And sure, we could pull him out in the hallway and tell him he's being an asshole. But whether he's obsessing over a girl or an imaginary war criminal...

...he's probably not listening. And even if he is? He totally doesn't get it. 



  1. Aww, I'm bummed this didn't work for you more. It's one of my favorites of the year. I can't wait to see it again. I 100% agree with you about Rebel Wilson. She was the weakest link of the film and I don't feel she ever tries either. I did get a kick out of her "I birthed 18 babies for Germany!" line though.

    1. It's your number 1, right? Did I see that somewhere?

      I wanted to love it, really, really love it, but like Sati said...I just liked it a lot. Honestly, when I got back, I actually enjoyed it more thinking about it. But in the theater? It was...fine???

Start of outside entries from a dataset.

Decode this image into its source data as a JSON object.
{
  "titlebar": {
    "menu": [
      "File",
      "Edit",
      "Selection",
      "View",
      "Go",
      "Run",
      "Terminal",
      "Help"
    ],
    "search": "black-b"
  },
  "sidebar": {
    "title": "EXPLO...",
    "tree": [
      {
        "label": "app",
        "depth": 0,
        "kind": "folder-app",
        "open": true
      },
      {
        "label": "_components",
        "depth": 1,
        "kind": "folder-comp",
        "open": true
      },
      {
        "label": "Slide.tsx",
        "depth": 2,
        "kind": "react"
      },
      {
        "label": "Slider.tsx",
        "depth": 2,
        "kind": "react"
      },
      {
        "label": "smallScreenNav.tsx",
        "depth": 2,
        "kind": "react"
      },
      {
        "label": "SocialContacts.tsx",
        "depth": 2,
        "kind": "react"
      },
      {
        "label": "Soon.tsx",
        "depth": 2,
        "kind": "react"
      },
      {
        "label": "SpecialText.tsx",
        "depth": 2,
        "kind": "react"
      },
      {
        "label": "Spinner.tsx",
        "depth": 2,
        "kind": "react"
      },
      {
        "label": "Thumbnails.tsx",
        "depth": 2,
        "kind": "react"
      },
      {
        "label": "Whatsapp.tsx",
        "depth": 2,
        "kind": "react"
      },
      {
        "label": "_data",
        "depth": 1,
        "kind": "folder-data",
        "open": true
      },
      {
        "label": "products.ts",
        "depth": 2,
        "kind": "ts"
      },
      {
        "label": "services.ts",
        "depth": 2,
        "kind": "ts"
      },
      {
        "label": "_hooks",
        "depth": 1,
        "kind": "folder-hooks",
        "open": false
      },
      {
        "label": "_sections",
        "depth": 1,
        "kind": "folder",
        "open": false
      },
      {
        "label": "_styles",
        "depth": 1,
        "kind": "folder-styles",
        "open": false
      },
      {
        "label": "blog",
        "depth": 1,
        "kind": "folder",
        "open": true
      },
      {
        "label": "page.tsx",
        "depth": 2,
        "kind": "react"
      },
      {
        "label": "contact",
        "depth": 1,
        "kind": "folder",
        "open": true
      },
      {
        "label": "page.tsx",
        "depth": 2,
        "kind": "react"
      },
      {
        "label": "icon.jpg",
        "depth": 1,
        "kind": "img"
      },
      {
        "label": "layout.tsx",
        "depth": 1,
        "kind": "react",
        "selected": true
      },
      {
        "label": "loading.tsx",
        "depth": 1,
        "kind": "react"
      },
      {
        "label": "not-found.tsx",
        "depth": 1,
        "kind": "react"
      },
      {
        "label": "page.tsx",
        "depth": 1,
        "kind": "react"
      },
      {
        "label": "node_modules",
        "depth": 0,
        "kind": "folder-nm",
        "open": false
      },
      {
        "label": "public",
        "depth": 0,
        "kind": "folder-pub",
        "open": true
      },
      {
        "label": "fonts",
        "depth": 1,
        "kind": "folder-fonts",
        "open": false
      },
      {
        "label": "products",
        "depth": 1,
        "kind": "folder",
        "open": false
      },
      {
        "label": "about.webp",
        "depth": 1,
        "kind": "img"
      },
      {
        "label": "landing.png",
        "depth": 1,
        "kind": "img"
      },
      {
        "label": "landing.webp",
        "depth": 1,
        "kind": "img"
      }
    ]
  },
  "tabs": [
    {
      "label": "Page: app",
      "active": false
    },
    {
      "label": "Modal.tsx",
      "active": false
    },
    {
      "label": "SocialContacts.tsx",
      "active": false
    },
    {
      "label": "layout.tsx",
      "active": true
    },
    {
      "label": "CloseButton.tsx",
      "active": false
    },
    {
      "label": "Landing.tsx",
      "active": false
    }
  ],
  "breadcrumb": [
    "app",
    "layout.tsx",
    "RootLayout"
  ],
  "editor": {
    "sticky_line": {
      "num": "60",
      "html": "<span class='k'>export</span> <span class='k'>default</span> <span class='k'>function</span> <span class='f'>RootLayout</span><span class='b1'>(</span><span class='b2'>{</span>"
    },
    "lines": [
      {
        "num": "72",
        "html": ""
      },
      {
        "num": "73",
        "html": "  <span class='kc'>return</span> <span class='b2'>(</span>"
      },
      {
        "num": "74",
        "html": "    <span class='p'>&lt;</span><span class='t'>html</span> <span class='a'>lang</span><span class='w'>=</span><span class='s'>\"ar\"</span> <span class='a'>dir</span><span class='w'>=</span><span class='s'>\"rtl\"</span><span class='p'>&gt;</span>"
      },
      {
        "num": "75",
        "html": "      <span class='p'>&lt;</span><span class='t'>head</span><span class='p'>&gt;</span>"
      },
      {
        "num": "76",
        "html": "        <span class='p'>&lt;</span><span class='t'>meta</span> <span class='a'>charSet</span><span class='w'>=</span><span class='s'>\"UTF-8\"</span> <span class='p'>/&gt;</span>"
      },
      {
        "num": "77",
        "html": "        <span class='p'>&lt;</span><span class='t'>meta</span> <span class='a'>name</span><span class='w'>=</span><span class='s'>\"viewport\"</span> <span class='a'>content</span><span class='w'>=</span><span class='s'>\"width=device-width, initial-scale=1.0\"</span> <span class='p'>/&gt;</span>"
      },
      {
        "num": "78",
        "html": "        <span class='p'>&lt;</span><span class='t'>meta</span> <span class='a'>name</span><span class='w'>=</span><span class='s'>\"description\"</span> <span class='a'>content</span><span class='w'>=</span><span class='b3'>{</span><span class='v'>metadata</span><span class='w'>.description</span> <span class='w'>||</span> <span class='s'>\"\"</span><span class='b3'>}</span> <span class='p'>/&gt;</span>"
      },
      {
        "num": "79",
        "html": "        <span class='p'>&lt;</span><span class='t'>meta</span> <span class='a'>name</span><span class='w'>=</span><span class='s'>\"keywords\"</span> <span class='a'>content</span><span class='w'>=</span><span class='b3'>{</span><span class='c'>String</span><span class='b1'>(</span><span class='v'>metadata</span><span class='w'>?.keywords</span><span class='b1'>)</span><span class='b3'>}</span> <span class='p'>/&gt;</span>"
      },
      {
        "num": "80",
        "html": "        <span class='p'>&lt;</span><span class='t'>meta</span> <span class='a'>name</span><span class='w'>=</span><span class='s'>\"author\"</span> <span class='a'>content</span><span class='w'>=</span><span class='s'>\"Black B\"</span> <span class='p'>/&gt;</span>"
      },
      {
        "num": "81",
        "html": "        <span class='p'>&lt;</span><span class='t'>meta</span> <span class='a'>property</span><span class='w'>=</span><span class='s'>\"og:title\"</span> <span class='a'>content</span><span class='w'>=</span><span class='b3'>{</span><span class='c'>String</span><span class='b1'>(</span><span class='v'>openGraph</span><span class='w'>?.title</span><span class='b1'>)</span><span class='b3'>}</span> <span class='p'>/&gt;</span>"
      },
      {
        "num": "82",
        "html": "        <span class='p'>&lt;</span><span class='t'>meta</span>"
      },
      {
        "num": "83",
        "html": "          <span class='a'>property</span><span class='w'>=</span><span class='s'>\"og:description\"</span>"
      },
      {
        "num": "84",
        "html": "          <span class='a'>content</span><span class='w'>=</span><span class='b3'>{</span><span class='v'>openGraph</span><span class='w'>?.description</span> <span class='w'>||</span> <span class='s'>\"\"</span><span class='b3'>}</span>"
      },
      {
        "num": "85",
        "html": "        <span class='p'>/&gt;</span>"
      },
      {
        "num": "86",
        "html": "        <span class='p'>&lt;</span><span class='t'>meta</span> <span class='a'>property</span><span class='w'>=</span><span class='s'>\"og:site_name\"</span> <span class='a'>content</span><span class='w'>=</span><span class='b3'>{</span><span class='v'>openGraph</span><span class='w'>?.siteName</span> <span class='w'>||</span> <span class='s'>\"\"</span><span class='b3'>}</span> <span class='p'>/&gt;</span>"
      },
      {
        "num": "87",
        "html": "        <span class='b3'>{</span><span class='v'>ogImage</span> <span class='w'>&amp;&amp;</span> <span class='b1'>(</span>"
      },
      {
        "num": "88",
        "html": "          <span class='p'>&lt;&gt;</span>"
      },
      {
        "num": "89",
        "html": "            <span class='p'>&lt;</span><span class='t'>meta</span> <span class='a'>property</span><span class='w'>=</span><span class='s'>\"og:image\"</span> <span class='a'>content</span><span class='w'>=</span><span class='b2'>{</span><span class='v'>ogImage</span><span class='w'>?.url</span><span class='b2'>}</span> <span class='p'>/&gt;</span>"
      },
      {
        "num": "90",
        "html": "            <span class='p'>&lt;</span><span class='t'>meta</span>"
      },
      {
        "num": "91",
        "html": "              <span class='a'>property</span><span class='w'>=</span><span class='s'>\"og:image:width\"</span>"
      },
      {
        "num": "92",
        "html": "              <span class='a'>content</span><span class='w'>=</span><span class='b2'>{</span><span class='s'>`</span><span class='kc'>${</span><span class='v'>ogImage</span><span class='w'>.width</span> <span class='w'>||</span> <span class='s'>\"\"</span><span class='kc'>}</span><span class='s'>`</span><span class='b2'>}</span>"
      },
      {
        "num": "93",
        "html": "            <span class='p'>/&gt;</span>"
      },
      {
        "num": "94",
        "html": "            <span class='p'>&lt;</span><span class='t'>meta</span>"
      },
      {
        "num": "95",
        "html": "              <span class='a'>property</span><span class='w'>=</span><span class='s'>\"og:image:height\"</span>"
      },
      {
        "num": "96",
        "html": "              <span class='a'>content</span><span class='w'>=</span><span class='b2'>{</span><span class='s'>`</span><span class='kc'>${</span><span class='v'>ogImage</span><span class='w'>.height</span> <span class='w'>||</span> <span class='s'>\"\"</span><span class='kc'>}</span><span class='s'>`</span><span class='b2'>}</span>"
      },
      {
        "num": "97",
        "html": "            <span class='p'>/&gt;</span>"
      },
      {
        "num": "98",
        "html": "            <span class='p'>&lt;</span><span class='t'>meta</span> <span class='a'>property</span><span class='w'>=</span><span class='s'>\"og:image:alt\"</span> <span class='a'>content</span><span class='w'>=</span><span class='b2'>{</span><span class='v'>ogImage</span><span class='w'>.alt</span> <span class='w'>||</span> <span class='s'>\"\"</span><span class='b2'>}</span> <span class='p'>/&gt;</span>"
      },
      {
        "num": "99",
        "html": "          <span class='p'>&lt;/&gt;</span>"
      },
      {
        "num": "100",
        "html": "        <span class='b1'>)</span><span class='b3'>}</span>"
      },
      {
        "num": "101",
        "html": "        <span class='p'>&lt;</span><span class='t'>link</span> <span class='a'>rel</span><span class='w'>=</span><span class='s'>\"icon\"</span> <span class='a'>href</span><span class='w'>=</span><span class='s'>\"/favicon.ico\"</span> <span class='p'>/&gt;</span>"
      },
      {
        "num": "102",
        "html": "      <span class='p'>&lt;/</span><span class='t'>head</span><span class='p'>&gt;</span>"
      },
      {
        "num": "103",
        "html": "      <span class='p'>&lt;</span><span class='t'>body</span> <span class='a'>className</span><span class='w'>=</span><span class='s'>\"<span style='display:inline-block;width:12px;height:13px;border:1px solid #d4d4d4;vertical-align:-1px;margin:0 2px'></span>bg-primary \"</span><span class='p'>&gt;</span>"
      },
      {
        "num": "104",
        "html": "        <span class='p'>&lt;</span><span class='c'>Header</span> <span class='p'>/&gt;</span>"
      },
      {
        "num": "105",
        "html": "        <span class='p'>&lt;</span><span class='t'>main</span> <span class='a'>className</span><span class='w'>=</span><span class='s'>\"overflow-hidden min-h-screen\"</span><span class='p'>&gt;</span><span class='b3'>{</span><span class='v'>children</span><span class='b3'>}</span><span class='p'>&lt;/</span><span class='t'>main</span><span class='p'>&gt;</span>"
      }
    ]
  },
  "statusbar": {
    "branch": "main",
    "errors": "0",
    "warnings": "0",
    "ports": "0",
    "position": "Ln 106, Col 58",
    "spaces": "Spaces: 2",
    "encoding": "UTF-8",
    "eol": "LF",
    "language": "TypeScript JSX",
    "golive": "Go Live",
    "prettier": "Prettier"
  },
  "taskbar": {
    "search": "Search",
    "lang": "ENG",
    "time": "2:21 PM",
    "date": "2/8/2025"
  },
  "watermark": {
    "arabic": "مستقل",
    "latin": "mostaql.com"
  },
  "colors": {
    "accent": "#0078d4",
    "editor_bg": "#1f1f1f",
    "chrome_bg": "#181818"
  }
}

      Rebel was definitely the weakest link. If only they had cast the lady from HFtW people instead (the DCF-type lady). I know that wouldn't have made sense in Nazi Germany...but still.

  2. I really do want to see this and i think, once a couple of years pass, and the hulabaloo over this film quiets down, you might like it more. My mom was placed in the Hitler youth and she liked the singing of songs and the hikes etc... but would get into trouble for saying "heightler" because she thought the whole thing stupid. Funny, because she hated the boy/girl scouts and made sure we never joined. It reminded her too much of the Hitler youth

    1. This is/was such a lovely comment, I'm sorry it got lost in comment Hell! I'm also assuming I'll love it more, possibly when my head is in the game again, you know? 'Cause this day it was not.

      That's incredible, this story about your mom! I guess it would have been pretty fun on the on hand, huh?

      Aw, poor Scouts!

  3. I also didnt completely love it but I liked it a lot. Rockwell's character's arc was incredible

    1. Perhaps we should re-watch it? (I mean, I will...in 2048)

    2. When will I find the time when I rewatch Triple Frontier twice a month?

    3. *checks cast listing on iMDB* Ah, makes sense.

      Pope and Catfish, you say?

    4. When they hug is when I ascend 😂

  4. I'm seeing this on Sunday night and I'm worried I'm not going to love it, either. I will greedily accept anything that Waititi makes but I might have bigged Jojo Rabbit up too much in my head!

    1. I'm stoked that you liked it! (I read your post) I worry that Waititi is going to lose some of his magic along the way, as HFTW is one of my favorite movies ever. The man has a gift for getting the most out of his young performers, right??

  5. I will see this one today and I'm expecting to love it. I won't have it any other way.

    1. I admire this stance more than you could ever know.

      (I wanted to...too?)